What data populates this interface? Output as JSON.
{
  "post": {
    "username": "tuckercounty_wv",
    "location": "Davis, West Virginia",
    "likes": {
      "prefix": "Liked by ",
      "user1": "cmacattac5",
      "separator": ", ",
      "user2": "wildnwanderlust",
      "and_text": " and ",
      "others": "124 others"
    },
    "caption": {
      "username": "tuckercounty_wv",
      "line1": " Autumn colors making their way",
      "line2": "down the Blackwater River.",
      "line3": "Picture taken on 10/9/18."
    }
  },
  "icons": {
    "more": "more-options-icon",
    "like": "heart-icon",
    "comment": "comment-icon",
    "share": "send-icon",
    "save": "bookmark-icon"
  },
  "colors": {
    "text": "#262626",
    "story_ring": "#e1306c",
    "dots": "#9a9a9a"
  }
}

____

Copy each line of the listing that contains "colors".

      "line1": " Autumn colors making their way",
  "colors": {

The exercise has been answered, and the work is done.